As many of today's leaders see it, the biggest threat to business isn't finding talent, paying workers $15 per hour or using automation in tandem with tight security--it's climate change. After all, as I've written before, no matter how skilled, rich or experienced you are, if you don't have a planet, you don't have a venue in which to operate a business and make profits in the first place.

And so, as the BBC reported on Monday, Tuesday, Ethiopia's Minister of Innovation and Technology, Getahun Mekuria, announced via Twitter that volunteers had planted a mindblowing 350 million trees in just 12 hours. The effort was part of the Green Legacy Initiative spearheaded by Prime Minister Abiy Ahmed to counter both deforestation and climate concerns.

While the initiative is not without its political critics, the incredible feat nevertheless is a wonderful teaching moment for professionals. Here are the biggest takeaways.

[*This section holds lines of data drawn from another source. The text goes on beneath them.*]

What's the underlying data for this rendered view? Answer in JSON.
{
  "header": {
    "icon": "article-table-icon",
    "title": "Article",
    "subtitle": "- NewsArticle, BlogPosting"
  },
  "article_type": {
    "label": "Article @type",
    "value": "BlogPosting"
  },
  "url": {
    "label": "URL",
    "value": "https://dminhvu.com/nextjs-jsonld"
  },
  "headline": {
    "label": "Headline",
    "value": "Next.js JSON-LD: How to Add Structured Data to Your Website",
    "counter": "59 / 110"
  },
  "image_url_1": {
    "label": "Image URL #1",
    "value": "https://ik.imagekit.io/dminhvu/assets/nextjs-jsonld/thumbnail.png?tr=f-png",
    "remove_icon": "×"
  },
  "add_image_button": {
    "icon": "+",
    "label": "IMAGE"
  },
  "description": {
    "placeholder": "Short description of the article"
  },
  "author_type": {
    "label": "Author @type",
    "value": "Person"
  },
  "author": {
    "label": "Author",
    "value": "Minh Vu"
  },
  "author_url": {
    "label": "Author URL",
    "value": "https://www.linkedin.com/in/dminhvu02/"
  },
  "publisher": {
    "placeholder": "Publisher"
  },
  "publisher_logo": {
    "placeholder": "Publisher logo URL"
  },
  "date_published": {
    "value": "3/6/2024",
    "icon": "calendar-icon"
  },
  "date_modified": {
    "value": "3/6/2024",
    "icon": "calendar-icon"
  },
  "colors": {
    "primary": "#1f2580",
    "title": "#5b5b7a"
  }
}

1. Many people doing a little can put a massive goal in reach. As with other planting campaigns, the Green Legacy Initiative looked not to a select few working for months or years, but to hundreds of thousands of volunteers who all gave a small contribution at once. As schedules become tighter in the U.S. and globally, companies can be more vocal about the fact that participation doesn't always have to involve a massive individual commitment. And while they don't have to entirely abandon schmoozing specific "key" individuals, they can "win the crowd" and communicate that everyone can engage as leaders.

2. Sacrifice a little for the big picture. According to the BBC's report, at least some public offices reportedly closed so that civil servants could participate in the project. This undoubtedly caused temporary disruption of services, but the potential losses and irritations from that disruption arguably pale in comparison to the future benefits of the forestation. People also were able to see those in authority leading by inclusive example.

3. Accept and start with simple solutions to complex problems. The number of trees necessary to curb climate change is admittedly intimidating (about 1 trillion, by one estimate) and needs to be done with extreme care to preserve fragile ecosystems. But as Kathleen Parker of the Washington Post reports, deforestation alone contributes to as much as 15 percent of emissions. So while tackling it won't erase the climate change problem completely, it's a good example of why leaders shouldn't dismiss the obvious when it comes to reducing risks and getting results. Don't overthink.

4. Don't settle for incremental progress if you're capable of a big leap. In many cases, slow, tiny steps forward are the best route. But they certainly don't have to be the rule. Here, India previously had set a record of planting 50 million trees. The new initiative in Ethiopia didn't just edge out that number--it clobbered it by 600 percent. If you can safely, affordably and morally do significantly more than your predecessors/competitors, then don't let their puny standard hold you back.